(Required work): Report every line below that has the string "true" in it.

(Records supplied):
====================
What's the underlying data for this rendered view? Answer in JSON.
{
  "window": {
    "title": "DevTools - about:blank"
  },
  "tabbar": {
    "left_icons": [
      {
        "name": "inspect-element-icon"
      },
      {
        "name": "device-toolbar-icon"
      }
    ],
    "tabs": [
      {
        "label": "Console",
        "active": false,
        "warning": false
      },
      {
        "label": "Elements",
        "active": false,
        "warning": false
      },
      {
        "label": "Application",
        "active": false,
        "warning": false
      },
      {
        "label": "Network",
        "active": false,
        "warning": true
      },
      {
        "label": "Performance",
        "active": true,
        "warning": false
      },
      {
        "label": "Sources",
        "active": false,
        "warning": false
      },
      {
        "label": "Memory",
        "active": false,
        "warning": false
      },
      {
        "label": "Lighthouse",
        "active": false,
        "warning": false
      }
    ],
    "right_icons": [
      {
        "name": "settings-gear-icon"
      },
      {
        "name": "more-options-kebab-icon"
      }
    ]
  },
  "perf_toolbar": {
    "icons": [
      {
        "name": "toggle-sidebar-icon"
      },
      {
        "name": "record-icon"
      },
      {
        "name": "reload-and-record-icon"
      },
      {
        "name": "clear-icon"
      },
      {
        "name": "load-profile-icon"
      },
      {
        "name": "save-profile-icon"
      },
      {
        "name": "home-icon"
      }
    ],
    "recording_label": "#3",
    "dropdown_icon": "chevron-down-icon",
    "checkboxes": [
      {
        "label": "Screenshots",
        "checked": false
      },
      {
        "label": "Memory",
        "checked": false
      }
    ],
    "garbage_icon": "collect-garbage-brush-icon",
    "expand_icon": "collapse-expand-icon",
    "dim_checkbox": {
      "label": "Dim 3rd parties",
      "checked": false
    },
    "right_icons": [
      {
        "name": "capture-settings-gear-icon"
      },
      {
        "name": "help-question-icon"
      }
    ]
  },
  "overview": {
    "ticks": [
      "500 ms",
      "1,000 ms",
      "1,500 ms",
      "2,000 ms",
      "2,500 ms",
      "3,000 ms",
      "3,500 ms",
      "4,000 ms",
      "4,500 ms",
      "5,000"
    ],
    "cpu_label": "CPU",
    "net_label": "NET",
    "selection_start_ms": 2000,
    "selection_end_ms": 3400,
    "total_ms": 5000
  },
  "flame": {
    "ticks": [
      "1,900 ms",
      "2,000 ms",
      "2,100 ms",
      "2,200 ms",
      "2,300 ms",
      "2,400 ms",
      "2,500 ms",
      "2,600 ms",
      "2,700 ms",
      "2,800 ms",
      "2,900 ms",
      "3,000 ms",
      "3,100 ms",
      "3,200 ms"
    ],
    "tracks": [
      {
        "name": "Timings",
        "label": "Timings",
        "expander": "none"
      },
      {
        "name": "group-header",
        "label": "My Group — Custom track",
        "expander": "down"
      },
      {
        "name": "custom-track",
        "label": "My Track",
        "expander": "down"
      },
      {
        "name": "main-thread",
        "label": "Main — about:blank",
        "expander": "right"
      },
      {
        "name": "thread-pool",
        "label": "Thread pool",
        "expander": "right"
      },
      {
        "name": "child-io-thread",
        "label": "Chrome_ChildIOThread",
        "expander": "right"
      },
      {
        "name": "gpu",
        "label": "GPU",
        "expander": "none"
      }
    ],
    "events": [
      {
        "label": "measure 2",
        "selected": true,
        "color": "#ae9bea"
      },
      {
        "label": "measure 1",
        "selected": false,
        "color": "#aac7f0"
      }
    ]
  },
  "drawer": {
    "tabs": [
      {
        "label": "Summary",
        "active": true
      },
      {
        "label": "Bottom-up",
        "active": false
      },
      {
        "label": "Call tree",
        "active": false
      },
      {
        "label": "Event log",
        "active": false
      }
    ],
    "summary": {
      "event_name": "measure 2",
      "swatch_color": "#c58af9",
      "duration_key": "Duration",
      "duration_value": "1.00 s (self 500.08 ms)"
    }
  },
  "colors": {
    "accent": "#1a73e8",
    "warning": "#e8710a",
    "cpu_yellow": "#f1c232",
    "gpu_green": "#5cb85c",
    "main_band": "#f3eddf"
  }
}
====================
(Written response):
        "warning": true
        "active": true,
        "selected": true,
        "active": true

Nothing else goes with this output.